◆ **What the task requires**
Could you return each line of the material that has "summary" in it?

◆ **Exercise data**
*** Block opens ***

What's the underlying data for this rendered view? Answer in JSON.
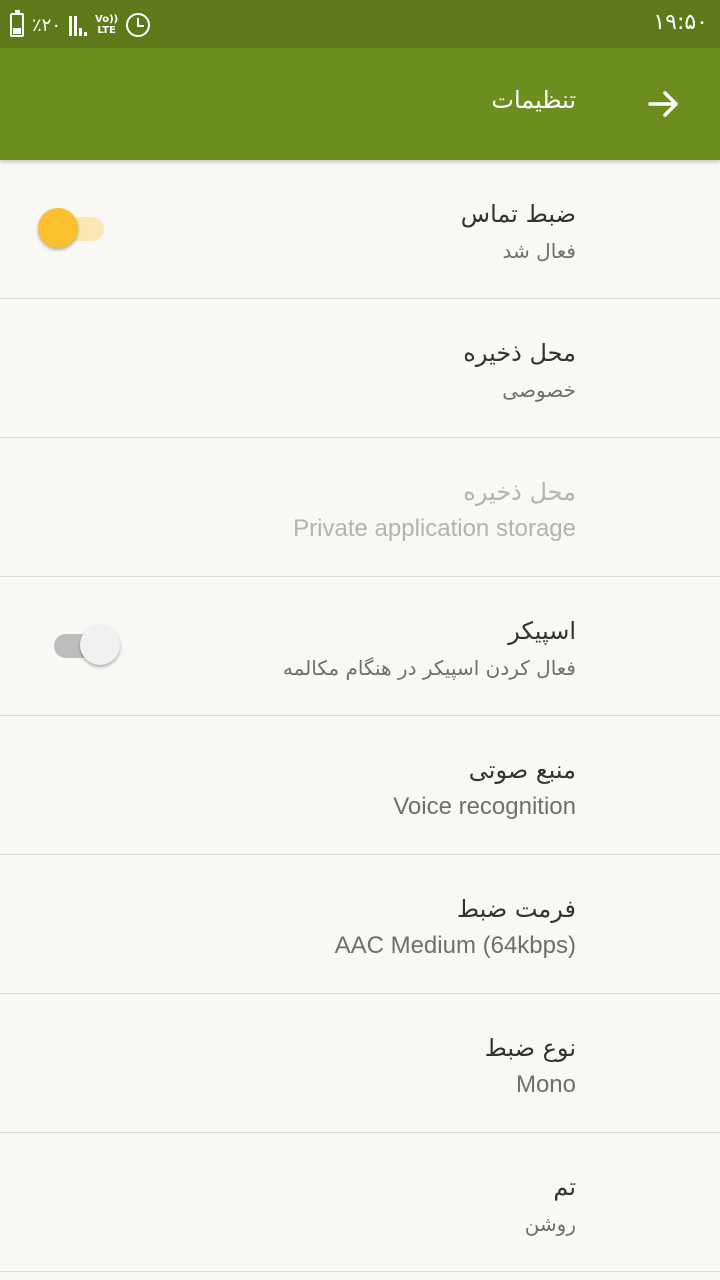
{
  "status_bar": {
    "battery_percent": "٪۲۰",
    "volte_top": "Vo))",
    "volte_bottom": "LTE",
    "time": "۱۹:۵۰"
  },
  "toolbar": {
    "title": "تنظیمات",
    "back_icon": "arrow-forward-icon"
  },
  "settings": [
    {
      "title": "ضبط تماس",
      "summary": "فعال شد",
      "switch": "on"
    },
    {
      "title": "محل ذخیره",
      "summary": "خصوصی"
    },
    {
      "title": "محل ذخیره",
      "summary": "Private application storage",
      "disabled": true
    },
    {
      "title": "اسپیکر",
      "summary": "فعال کردن اسپیکر در هنگام مکالمه",
      "switch": "off"
    },
    {
      "title": "منبع صوتی",
      "summary": "Voice recognition"
    },
    {
      "title": "فرمت ضبط",
      "summary": "AAC Medium (64kbps)"
    },
    {
      "title": "نوع ضبط",
      "summary": "Mono"
    },
    {
      "title": "تم",
      "summary": "روشن"
    }
  ],
  "colors": {
    "status_bar": "#5c7a19",
    "toolbar": "#6b8e1e",
    "switch_on": "#fbc02d",
    "background": "#f9f8f5"
  }
}
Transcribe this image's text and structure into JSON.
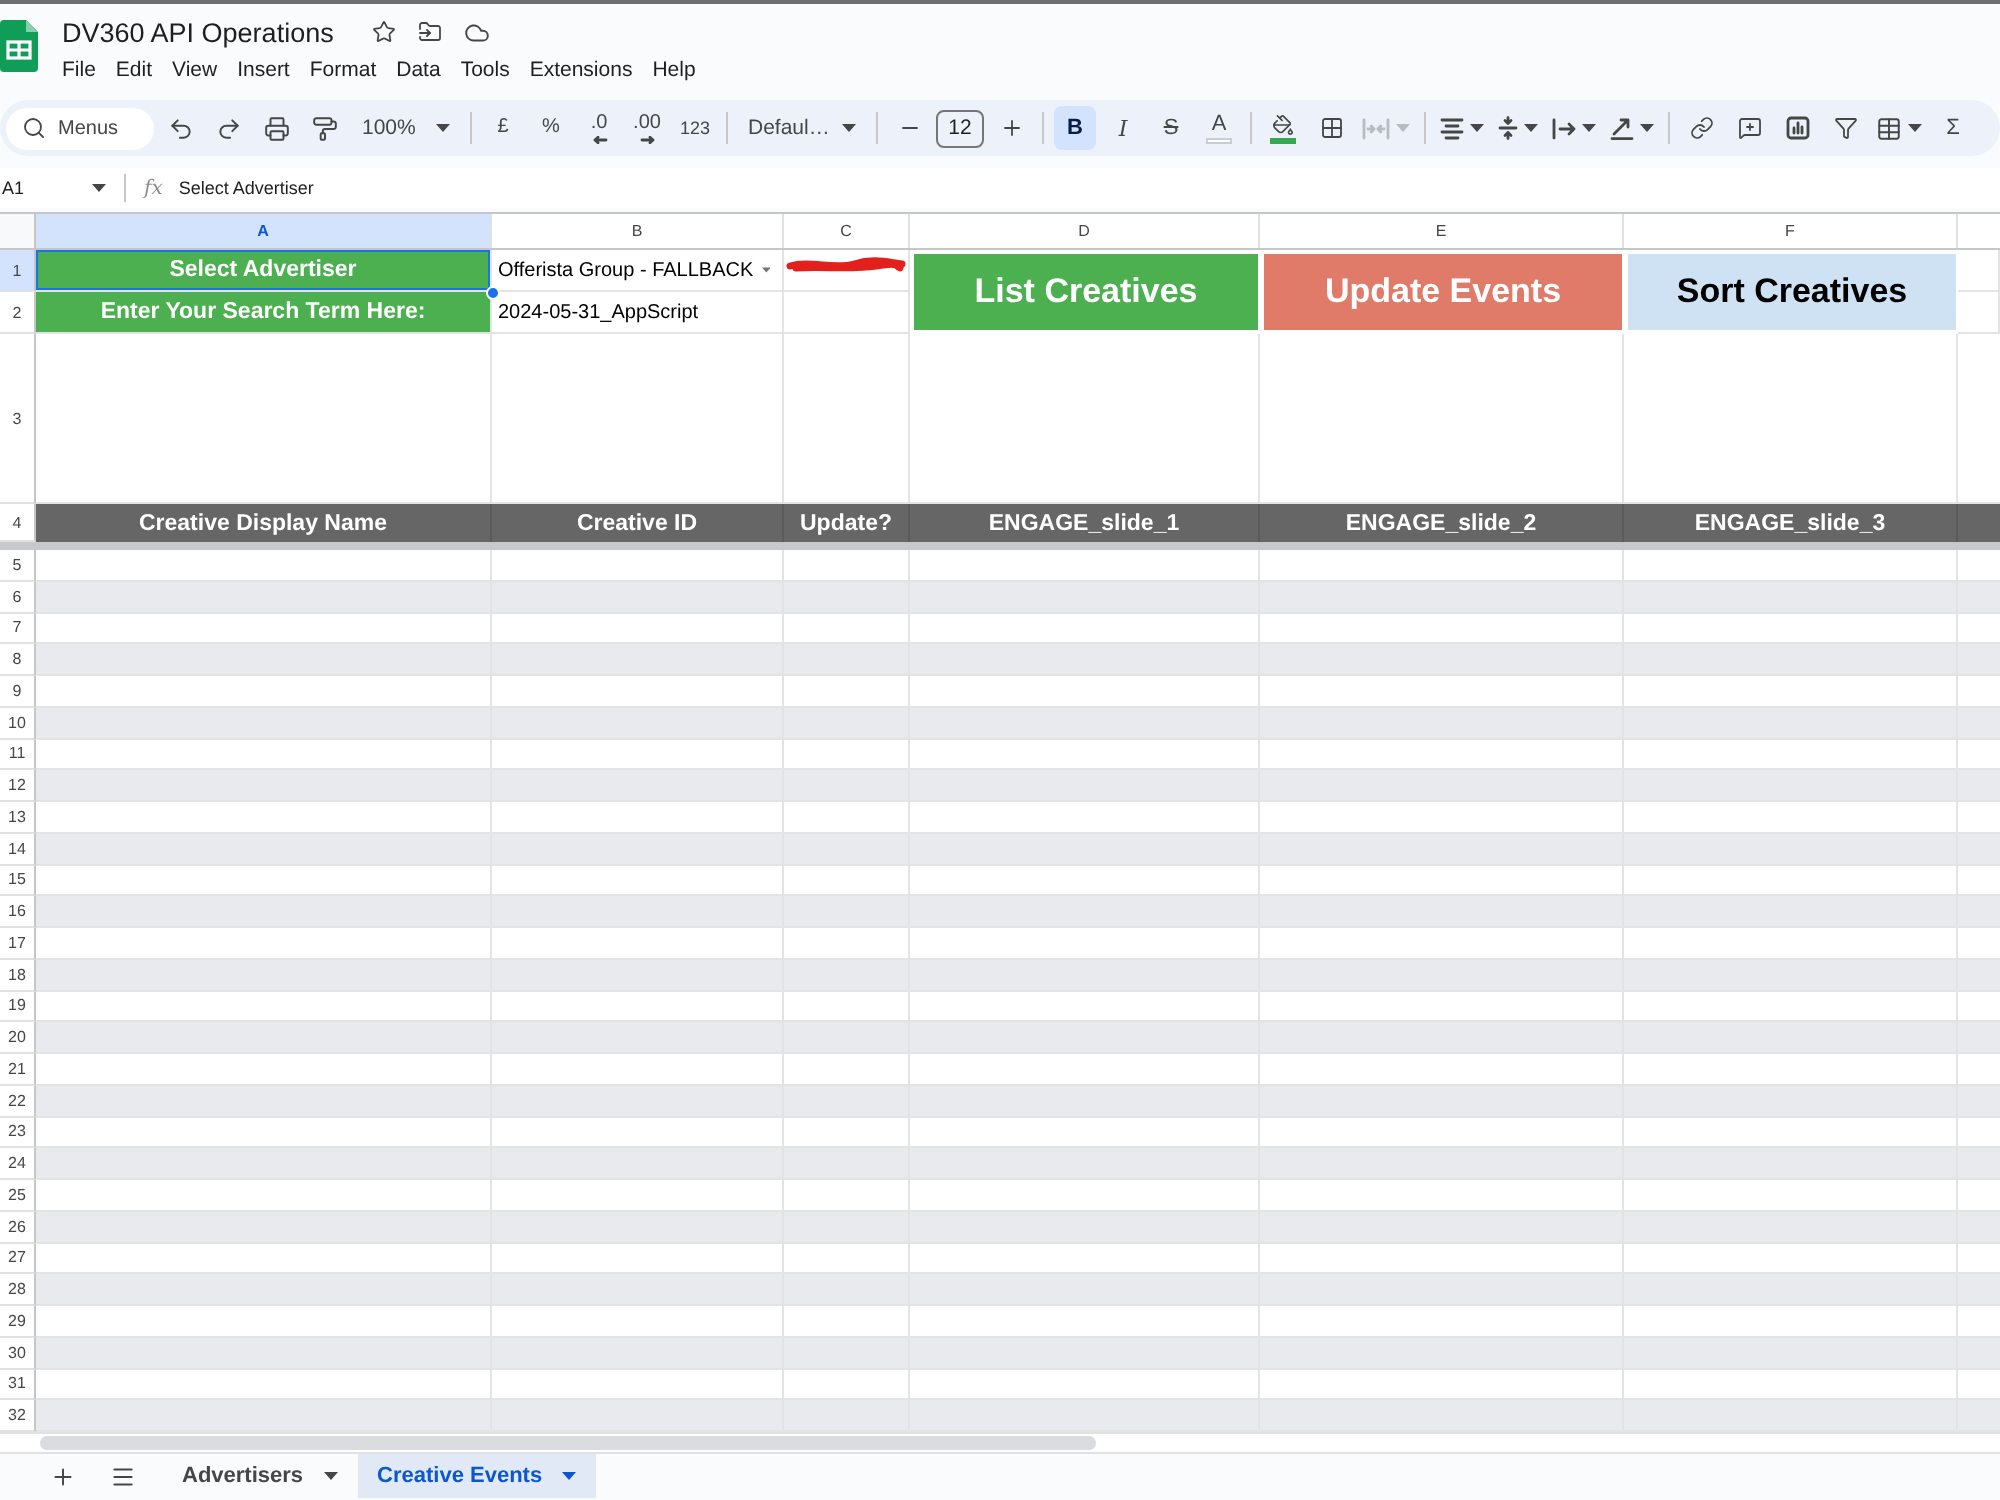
{
  "document": {
    "title": "DV360 API Operations"
  },
  "menu": [
    "File",
    "Edit",
    "View",
    "Insert",
    "Format",
    "Data",
    "Tools",
    "Extensions",
    "Help"
  ],
  "toolbar": {
    "search": {
      "placeholder": "Menus"
    },
    "zoom": "100%",
    "number_formats": [
      {
        "kind": "currency",
        "label": "£"
      },
      {
        "kind": "percent",
        "label": "%"
      },
      {
        "kind": "decrease_decimals",
        "label": ".0"
      },
      {
        "kind": "increase_decimals",
        "label": ".00"
      },
      {
        "kind": "more_formats",
        "label": "123"
      }
    ],
    "font": "Defaul…",
    "font_size": "12",
    "text_styles": [
      {
        "kind": "bold",
        "label": "B",
        "selected": true
      },
      {
        "kind": "italic",
        "label": "I",
        "selected": false
      },
      {
        "kind": "strikethrough",
        "label": "S",
        "selected": false
      },
      {
        "kind": "text_color",
        "label": "A",
        "selected": false
      }
    ],
    "merge": {
      "disabled": true
    },
    "functions": "Σ"
  },
  "formula_bar": {
    "cell": "A1",
    "fx": "fx",
    "value": "Select Advertiser"
  },
  "columns": [
    {
      "label": "A",
      "selected": true
    },
    {
      "label": "B",
      "selected": false
    },
    {
      "label": "C",
      "selected": false
    },
    {
      "label": "D",
      "selected": false
    },
    {
      "label": "E",
      "selected": false
    },
    {
      "label": "F",
      "selected": false
    }
  ],
  "buttons": [
    {
      "label": "List Creatives",
      "color": "#4caf50"
    },
    {
      "label": "Update Events",
      "color": "#e07b6a"
    },
    {
      "label": "Sort Creatives",
      "color": "#cfe2f3"
    }
  ],
  "rows": [
    {
      "number": "1",
      "kind": "input",
      "selected": true,
      "cells": [
        {
          "kind": "label",
          "text": "Select Advertiser",
          "selected": true
        },
        {
          "kind": "dropdown",
          "text": "Offerista Group - FALLBACK",
          "selected": false
        },
        {
          "kind": "redacted",
          "selected": false
        }
      ]
    },
    {
      "number": "2",
      "kind": "input",
      "selected": false,
      "cells": [
        {
          "kind": "label",
          "text": "Enter Your Search Term Here:",
          "selected": false
        },
        {
          "kind": "text",
          "text": "2024-05-31_AppScript",
          "selected": false
        }
      ]
    },
    {
      "number": "3",
      "kind": "spacer",
      "selected": false
    },
    {
      "number": "4",
      "kind": "header",
      "selected": false,
      "cells": [
        "Creative Display Name",
        "Creative ID",
        "Update?",
        "ENGAGE_slide_1",
        "ENGAGE_slide_2",
        "ENGAGE_slide_3"
      ]
    },
    {
      "number": "5",
      "kind": "data",
      "selected": false
    },
    {
      "number": "6",
      "kind": "data",
      "selected": false
    },
    {
      "number": "7",
      "kind": "data",
      "selected": false
    },
    {
      "number": "8",
      "kind": "data",
      "selected": false
    },
    {
      "number": "9",
      "kind": "data",
      "selected": false
    },
    {
      "number": "10",
      "kind": "data",
      "selected": false
    },
    {
      "number": "11",
      "kind": "data",
      "selected": false
    },
    {
      "number": "12",
      "kind": "data",
      "selected": false
    },
    {
      "number": "13",
      "kind": "data",
      "selected": false
    },
    {
      "number": "14",
      "kind": "data",
      "selected": false
    },
    {
      "number": "15",
      "kind": "data",
      "selected": false
    },
    {
      "number": "16",
      "kind": "data",
      "selected": false
    },
    {
      "number": "17",
      "kind": "data",
      "selected": false
    },
    {
      "number": "18",
      "kind": "data",
      "selected": false
    },
    {
      "number": "19",
      "kind": "data",
      "selected": false
    },
    {
      "number": "20",
      "kind": "data",
      "selected": false
    },
    {
      "number": "21",
      "kind": "data",
      "selected": false
    },
    {
      "number": "22",
      "kind": "data",
      "selected": false
    },
    {
      "number": "23",
      "kind": "data",
      "selected": false
    },
    {
      "number": "24",
      "kind": "data",
      "selected": false
    },
    {
      "number": "25",
      "kind": "data",
      "selected": false
    },
    {
      "number": "26",
      "kind": "data",
      "selected": false
    },
    {
      "number": "27",
      "kind": "data",
      "selected": false
    },
    {
      "number": "28",
      "kind": "data",
      "selected": false
    },
    {
      "number": "29",
      "kind": "data",
      "selected": false
    },
    {
      "number": "30",
      "kind": "data",
      "selected": false
    },
    {
      "number": "31",
      "kind": "data",
      "selected": false
    },
    {
      "number": "32",
      "kind": "data",
      "selected": false
    }
  ],
  "sheet_tabs": [
    {
      "label": "Advertisers",
      "selected": false
    },
    {
      "label": "Creative Events",
      "selected": true
    }
  ]
}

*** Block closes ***

◆ **Your solution**
      "summary": "فعال شد",
      "summary": "خصوصی"
      "summary": "Private application storage",
      "summary": "فعال کردن اسپیکر در هنگام مکالمه",
      "summary": "Voice recognition"
      "summary": "AAC Medium (64kbps)"
      "summary": "Mono"
      "summary": "روشن"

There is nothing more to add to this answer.